Sensors 08 04560f6 1024
Table Table 1. Electroanalytical parameters of the calibration plot, I = aC + b; I (μA), a (μA/mM); C (mM); b (μA); sensitivities, correlation coefficients and LOD values (LOD = 3σ/slope, σ-noise correlated to the minimum explored concentration) for TAA determination in various working conditions.

Click here to display table

Table 1. Electroanalytical parameters of the calibration plot, I = aC + b; I (μA), a (μA/mM); C (mM); b (μA); sensitivities, correlation coefficients and LOD values (LOD = 3σ/slope, σ-noise correlated to the minimum explored concentration) for TAA determination in various working conditions.
ElectrodeConcentration range (mM)Regression equation of linear calibration plot*(μA)Sensitivity (μA/mM)R2LOD (μM)Supporting electrolyteMethod
BDD0.02-0.08I = 59.5C + 1.13759.50.9931.890.1 M Na2SO4CV
BDD0.01-0.07I = 16.97C + 0.12716.970.9971.610.1 M Na2SO4CAa**
BDD0.01-0.07I=16.8109C+0.128116.81090.99791.5850.1 M Na2SO4CAb**
BDD0.02-0.06I = 110.18C + 0.632110.180.997-0.1 M Na2SO4CA1
BDD0.02-0.06I = 86.785C + 0.85386.7850.994-0.1 M Na2SO4CA2
BDD0.01-0.06I = 67.97C + 0.479767.970.9991.42BR1 pH 1.96CV
BDD0.01-0.06I = 18.23C + 0.07818.230.9951.21BR1 pH 1.96CA**
BDD0.01-0.10I = 49.45C + 0.90549.450.9982.59BR2 pH 2.16CV
BDD0.005-0.06I = 14.32C + 0.001614.320.9980.84BR2 pH 2.16CA**
BDD0.05-0.40I = 32.83C + 1.9032.830.9998.70PHB pH 7CV
GC0.05-0.20I = 31.38C + 7.4831.380.99425.81PHB pH 7CV

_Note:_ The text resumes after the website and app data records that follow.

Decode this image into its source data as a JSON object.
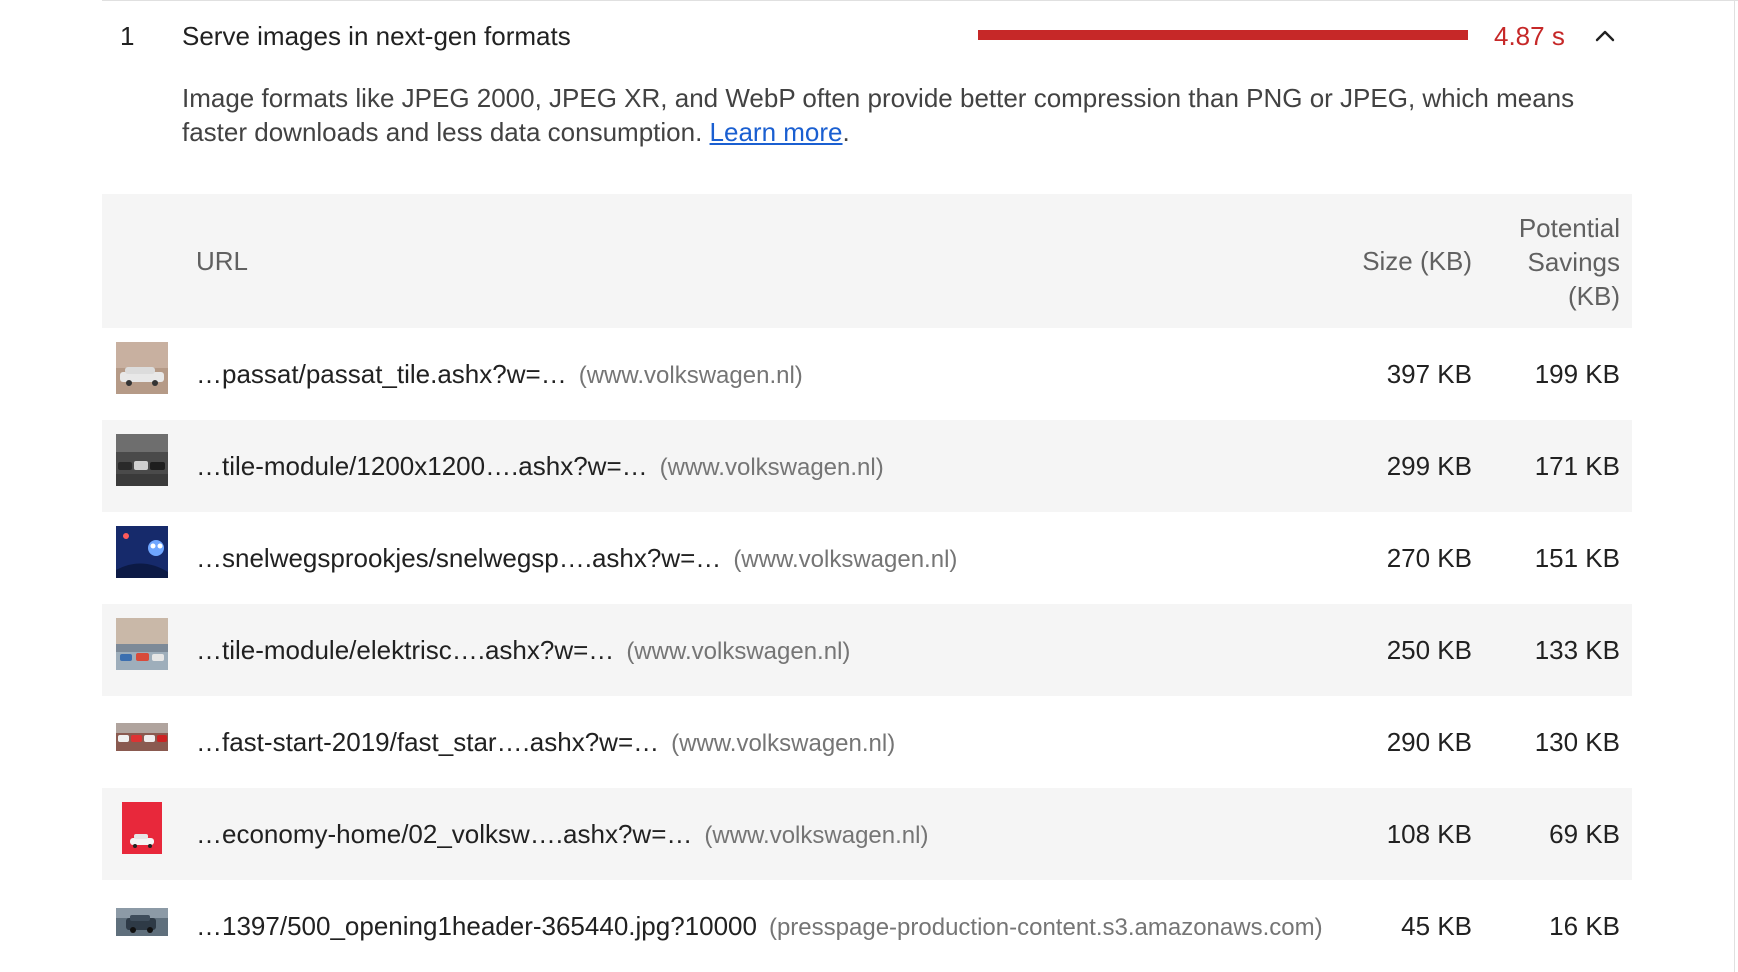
{
  "audit": {
    "index": "1",
    "title": "Serve images in next-gen formats",
    "savings_value": "4.87 s",
    "savings_fraction": 1.0,
    "status_color": "#c62828",
    "toggle_icon": "chevron-up-icon",
    "description_text": "Image formats like JPEG 2000, JPEG XR, and WebP often provide better compression than PNG or JPEG, which means faster downloads and less data consumption. ",
    "learn_more_label": "Learn more",
    "description_end": "."
  },
  "table": {
    "headers": {
      "url": "URL",
      "size": "Size (KB)",
      "savings": "Potential Savings (KB)"
    },
    "rows": [
      {
        "url": "…passat/passat_tile.ashx?w=…",
        "host": "(www.volkswagen.nl)",
        "size": "397 KB",
        "savings": "199 KB",
        "thumb": "car-photo-thumbnail"
      },
      {
        "url": "…tile-module/1200x1200….ashx?w=…",
        "host": "(www.volkswagen.nl)",
        "size": "299 KB",
        "savings": "171 KB",
        "thumb": "cars-lineup-thumbnail"
      },
      {
        "url": "…snelwegsprookjes/snelwegsp….ashx?w=…",
        "host": "(www.volkswagen.nl)",
        "size": "270 KB",
        "savings": "151 KB",
        "thumb": "night-illustration-thumbnail"
      },
      {
        "url": "…tile-module/elektrisc….ashx?w=…",
        "host": "(www.volkswagen.nl)",
        "size": "250 KB",
        "savings": "133 KB",
        "thumb": "city-cars-thumbnail"
      },
      {
        "url": "…fast-start-2019/fast_star….ashx?w=…",
        "host": "(www.volkswagen.nl)",
        "size": "290 KB",
        "savings": "130 KB",
        "thumb": "car-row-thumbnail"
      },
      {
        "url": "…economy-home/02_volksw….ashx?w=…",
        "host": "(www.volkswagen.nl)",
        "size": "108 KB",
        "savings": "69 KB",
        "thumb": "red-car-thumbnail"
      },
      {
        "url": "…1397/500_opening1header-365440.jpg?10000",
        "host": "(presspage-production-content.s3.amazonaws.com)",
        "size": "45 KB",
        "savings": "16 KB",
        "thumb": "suv-thumbnail"
      }
    ]
  }
}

**without background current correction; CAa**- TAA standard solution and supporting electrolyte in double distilled water- current readings at 100 s; CAb**- TAA standard solution and supporting electrolyte in tap water- current readings at 100 s;1.stepwise successive addition of TAA standard solution, magnetically stirred solution;2.stepwise successive addition of tap water containing “standardized” TAA concentration, intensively stirred solution.

Sensors EISSN 1424-8220 Published by MDPI AG, Basel, Switzerland RSS E-Mail Table of Contents Alert